Our exploration of identity will employ the critical lenses of psychology, social psychology, life writing, art history, and philosophy. The course will be divided into two main units. For Unit 1, we will work under the umbrella of social sciences to examine various definitions, theories, and models of identity. We also will discuss categories of social identity (including gender, race, and ethnicity) and how “difference” impacts the development of stereotypes, power struggles, and group relations. In Unit 2, we will “seek identity” from a humanities perspective by examining poetry and art. Students also will be introduced to the process of life-writing as means of establishing “self,” and will be given the opportunity to test this theory by writing a memoir.

 

Social Activism Through the Arts

Instructor: Isabelle Petersen

This course explores major social movements through the lens of artistic expression, offering insights into the interrelationship between culture and social change within the United States and globally. By examining cultural texts (music, film, poetry, painting, etc.) engendered by resistance movements since the 1950s, students will analyze how these expressions have influenced contemporary views of social justice and contributed to social change.

 

The Three Cultures

Instructor: Brian McCormack

The Two Cultures, a lecture given by C.P. Snow in 1959, was an influential critique of the Humanities – the most notable recent example in a long tradition of conflict between the centers of Western knowledge.  In our course, “The Three Cultures,” named after Charles Kagan’s recent book of the same name (which adds the Social Sciences to the Sciences and the Humanities), we take Snow’s critique to task, and determine ways in which the three cultures can be mutually supportive.  Through innovative experiments (notably, looking at clouds as a source of metaphor for the best chance for unity between the sciences and the humanities; creating neologisms in the service of our own research and revision; and group screenplay writing on current issues), we challenge ourselves to think well past the limits ascribed to us in these debates over knowledge.  The benefits of the course include the development of an acute awareness of the high stakes of our university education, an opening of the mind to the possibilities of thinking in more than one academic register, and a chance to express ourselves both with rigor and imagination.

 

Tokens, Taverns & Tactics: Tabletop Game Analysis

Instructor: Nick Maddox

Want to learn the history of games through the ages, and how games evolved? This course will take an in-depth look at why we as people play games and how people in different cultures experience play.
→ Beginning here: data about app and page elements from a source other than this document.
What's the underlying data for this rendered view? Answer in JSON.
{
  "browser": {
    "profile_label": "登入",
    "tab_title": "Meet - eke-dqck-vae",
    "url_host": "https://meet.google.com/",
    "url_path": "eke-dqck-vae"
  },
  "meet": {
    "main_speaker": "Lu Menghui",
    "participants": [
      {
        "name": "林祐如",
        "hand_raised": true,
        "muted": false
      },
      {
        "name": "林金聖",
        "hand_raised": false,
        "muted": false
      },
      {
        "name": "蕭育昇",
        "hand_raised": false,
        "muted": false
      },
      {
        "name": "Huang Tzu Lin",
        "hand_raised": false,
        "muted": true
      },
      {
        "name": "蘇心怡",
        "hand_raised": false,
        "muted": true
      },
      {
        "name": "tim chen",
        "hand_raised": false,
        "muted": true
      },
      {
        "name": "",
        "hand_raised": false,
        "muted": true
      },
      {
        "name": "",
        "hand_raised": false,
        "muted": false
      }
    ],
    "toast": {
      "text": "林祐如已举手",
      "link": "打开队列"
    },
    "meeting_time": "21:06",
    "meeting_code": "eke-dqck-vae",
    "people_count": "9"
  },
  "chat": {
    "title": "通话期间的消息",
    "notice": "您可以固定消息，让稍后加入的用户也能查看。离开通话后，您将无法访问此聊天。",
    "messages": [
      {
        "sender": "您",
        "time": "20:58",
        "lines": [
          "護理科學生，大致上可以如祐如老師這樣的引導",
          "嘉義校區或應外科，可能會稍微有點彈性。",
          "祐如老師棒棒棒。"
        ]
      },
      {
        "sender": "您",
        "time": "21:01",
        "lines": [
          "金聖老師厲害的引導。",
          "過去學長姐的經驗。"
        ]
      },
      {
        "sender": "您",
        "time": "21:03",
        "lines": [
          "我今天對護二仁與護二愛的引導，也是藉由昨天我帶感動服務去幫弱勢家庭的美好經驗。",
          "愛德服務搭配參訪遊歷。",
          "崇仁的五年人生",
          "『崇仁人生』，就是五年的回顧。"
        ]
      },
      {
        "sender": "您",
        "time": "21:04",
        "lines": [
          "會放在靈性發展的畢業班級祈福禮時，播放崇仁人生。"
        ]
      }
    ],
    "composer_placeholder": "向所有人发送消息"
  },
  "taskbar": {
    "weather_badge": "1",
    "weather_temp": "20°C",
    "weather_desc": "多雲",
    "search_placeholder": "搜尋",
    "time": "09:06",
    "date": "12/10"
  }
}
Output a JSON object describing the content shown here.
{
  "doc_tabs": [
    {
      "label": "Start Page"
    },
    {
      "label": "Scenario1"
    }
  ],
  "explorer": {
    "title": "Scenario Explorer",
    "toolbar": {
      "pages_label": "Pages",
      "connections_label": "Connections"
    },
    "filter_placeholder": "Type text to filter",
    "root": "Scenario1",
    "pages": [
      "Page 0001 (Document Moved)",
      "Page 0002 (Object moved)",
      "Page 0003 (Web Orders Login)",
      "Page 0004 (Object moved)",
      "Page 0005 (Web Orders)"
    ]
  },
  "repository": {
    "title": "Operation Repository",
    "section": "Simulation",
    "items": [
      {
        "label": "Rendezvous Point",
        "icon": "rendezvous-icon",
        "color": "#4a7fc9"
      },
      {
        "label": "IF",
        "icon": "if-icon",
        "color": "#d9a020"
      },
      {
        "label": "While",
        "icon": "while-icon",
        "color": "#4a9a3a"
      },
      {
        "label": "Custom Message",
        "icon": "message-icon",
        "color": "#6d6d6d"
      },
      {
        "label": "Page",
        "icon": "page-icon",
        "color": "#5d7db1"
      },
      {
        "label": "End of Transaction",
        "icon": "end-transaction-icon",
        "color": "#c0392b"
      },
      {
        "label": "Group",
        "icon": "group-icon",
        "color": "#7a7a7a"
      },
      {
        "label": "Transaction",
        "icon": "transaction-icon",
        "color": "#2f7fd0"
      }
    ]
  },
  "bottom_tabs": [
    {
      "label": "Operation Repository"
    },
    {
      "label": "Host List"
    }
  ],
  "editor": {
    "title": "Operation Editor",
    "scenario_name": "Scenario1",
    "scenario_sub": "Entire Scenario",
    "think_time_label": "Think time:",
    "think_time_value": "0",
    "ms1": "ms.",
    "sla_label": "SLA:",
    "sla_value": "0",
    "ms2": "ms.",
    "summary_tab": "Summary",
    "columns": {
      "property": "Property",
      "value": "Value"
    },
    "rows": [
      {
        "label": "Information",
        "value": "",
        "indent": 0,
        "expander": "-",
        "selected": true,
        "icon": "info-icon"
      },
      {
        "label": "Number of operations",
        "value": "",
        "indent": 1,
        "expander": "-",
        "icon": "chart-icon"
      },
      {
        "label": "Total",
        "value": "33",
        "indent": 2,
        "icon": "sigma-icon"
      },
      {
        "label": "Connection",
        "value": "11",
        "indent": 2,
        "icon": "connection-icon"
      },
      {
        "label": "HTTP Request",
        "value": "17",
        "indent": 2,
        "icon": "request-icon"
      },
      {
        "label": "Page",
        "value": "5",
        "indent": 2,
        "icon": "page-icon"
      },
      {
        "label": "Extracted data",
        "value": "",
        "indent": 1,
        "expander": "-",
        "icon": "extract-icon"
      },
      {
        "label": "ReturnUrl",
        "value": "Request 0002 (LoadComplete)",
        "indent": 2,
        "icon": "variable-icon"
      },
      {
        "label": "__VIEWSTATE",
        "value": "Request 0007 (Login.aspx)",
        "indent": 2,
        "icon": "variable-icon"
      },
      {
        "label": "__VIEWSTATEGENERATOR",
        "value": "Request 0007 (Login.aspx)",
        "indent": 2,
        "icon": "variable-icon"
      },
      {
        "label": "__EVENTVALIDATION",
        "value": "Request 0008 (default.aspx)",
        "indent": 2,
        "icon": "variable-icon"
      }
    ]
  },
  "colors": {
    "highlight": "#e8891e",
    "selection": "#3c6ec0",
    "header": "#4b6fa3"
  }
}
Students will also explore topics in modern boardgame design focusing on Mechanic, Dynamics, and Aesthetics. By the end of this course, students will design and implement a tabletop game prototype.

 

Understanding Place

Instructor: Lori Eshleman

This version of the Liberal Studies capstone seminar looks at transdisciplinary approaches to the experience, uses and meanings of Place. Place is something we tend to take for granted. We live in it, look at it and travel across it throughout our lives. It shapes our experience, our thoughts and memories, our sense of identity, our social relations, and our values in profound and complex ways. Throughout the course we will examine, evaluate and synthesize approaches to Place from the Social Sciences (including Anthropology, Human Geography and Sociology) and from the Humanities (including Art and Art History, Literature, and Religious Studies). Our course will be organized by modules into the following themes: Place and Identity, Sacred Place and Pilgrimage, Contested Place, and Boundary-Crossing.

While this topic has global applications, a number of the readings and visuals will focus on the American Southwest. The issues the topic raises include preservation; historic designation; development; land use; sustainability; reintroduction of species; travel and tourism; sacred space; land rights; diasporas, immigration and borderlands; place as a marker of personal and ethnic identity; and personal and collective memory and history.